__TASK INSTRUCTIONS__. The answer must be every line below that contains the string "false".

Dataset entries

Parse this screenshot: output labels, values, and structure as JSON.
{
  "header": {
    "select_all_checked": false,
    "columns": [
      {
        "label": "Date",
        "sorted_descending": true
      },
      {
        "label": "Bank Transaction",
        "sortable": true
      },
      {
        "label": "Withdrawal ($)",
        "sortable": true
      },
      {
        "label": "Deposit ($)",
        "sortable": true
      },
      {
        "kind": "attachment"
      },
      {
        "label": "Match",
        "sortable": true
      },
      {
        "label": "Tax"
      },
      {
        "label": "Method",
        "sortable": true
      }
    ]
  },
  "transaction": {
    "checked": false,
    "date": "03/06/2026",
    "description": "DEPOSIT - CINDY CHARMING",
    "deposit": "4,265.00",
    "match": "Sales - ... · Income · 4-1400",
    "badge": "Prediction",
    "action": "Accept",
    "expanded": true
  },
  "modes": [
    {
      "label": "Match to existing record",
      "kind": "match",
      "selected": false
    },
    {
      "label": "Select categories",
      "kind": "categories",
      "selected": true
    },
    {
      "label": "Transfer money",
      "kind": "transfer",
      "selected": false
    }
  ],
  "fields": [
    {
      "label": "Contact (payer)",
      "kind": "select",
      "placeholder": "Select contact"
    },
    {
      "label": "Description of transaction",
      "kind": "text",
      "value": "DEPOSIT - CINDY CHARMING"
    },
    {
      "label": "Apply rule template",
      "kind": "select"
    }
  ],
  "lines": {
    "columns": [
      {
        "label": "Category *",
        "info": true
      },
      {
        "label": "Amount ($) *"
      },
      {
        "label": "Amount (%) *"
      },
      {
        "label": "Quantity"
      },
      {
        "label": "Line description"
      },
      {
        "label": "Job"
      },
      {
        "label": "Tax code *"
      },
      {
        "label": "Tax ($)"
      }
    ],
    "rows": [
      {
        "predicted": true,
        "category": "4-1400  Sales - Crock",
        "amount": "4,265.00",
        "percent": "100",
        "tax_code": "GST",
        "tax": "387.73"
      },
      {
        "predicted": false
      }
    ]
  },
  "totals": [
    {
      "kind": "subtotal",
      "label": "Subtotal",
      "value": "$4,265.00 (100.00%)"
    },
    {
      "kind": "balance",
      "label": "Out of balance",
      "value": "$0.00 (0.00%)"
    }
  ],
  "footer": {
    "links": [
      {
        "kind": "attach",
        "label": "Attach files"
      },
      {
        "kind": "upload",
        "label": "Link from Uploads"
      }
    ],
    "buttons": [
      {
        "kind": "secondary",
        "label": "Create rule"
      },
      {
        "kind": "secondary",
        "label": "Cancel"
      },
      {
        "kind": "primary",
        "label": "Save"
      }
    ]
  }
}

__REPLY TO THE EXERCISE__.
    "select_all_checked": false,
    "checked": false,
      "selected": false
      "selected": false
        "predicted": false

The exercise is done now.